I haven’t posted much on the state of the senior housing industry lately, but I saw something today that really  bothered me.  There was a headline from an industry magazine regarding acquisitions: “Erickson Acquires $176 Million of Foreclosed CCRC’s Senior Debt

That doesn’t sound all that scary off hand, but what bothered me was what happened in 2009: Erickson went bankrupt.

What’s worse, another headline came out almost at the same time this week: “Investor Buys $30 Million Senior Housing Complex at Fraction of Cost”  The property was an Erickson community that had been sold following their bankruptcy in 2009.

So, let’s summarize this week’s headlines: A formerly bankrupt company bought $176 million in debt (at an undisclosed discount) at the exact same time that a community that it lost during bankruptcy was sold for pennies on the dollar to another firm.

Certainly Erickson wrote off a bunch of debt following the bankruptcy.  I can see how they’re probably more financially stable now.  I can even see how they might be in a good position to invest in other projects.  But, frankly, I just don’t think it’s a good deal.

Compare this to the 2009 acquisition of Covenant at South Hills by Concordia Lutheran Ministries:  They did the $15 million deal in cash.  They have operated a stable, sustainable business for the last several decades.  They don’t have a history of overly ambitious acquisitions.

The world of high finance has certainly entered the senior housing market, but I still think that the good old boys who buy with cash and don’t overextend themselves are the heroes here.  It’s true that no one lost their homes during the initial Erickson bankruptcy.  However, hindsight is always 20/20.  At the time, there was a huge threat that Erickson would cease to operate:

But in recent days, the lenders apparently lost patience, sparking fears that Erickson may have to cease operating. After filing for bankruptcy, Erickson’s lawyers asked the judge for emergency access to the company’s cash collateral. Ceasing its operations “would have devastating effects on the residents of the communities,” Erickson warned, “including leaving many residents without food, medical supplies, and the health and support services that they require.”

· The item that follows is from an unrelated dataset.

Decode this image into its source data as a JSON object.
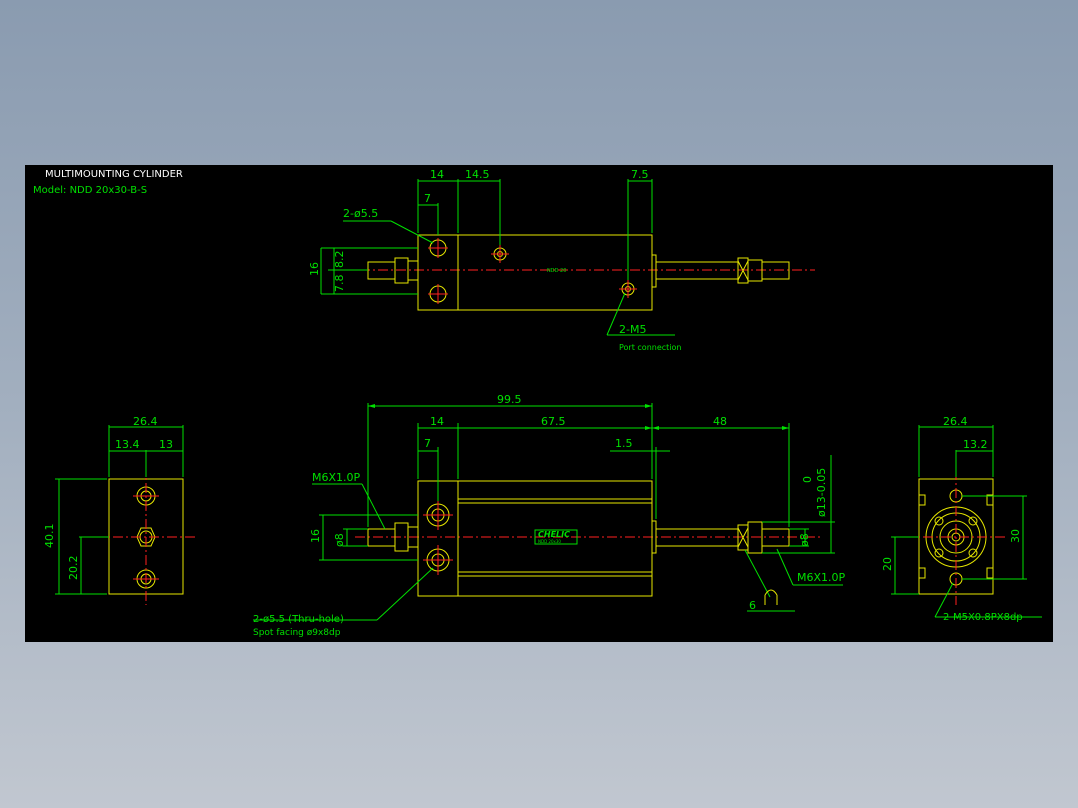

Of course, this crisis was averted.  Erickson sold off many of their properties, reorganized, and began operating under the name, “Erickson Living.”  Should this change how potential residents view a community?

Since Erickson Living is now a private company, you can’t find their financial statements online.  So, if you were doing your own due diligence, you’d have to look at the Disclosure Statement for the community that you wanted to live in.  The problem is that one simple Disclosure Statement won’t tell you everything about the entire company.  Yes, you’d be signing your contract with a nonprofit that owns the local community, but you don’t know what sorts of agreements are made between the local nonprofit and the parent company.

This is the sort of thing that really frustrates me about senior housing.  Moving into a CCRC is a big deal for seniors.  Why should they trust a company that would go bankrupt in 2009 and then start trying to buy new communities again in 2013?  Maybe they know something that I don’t, but, frankly, I don’t think it’s a very promising indicator.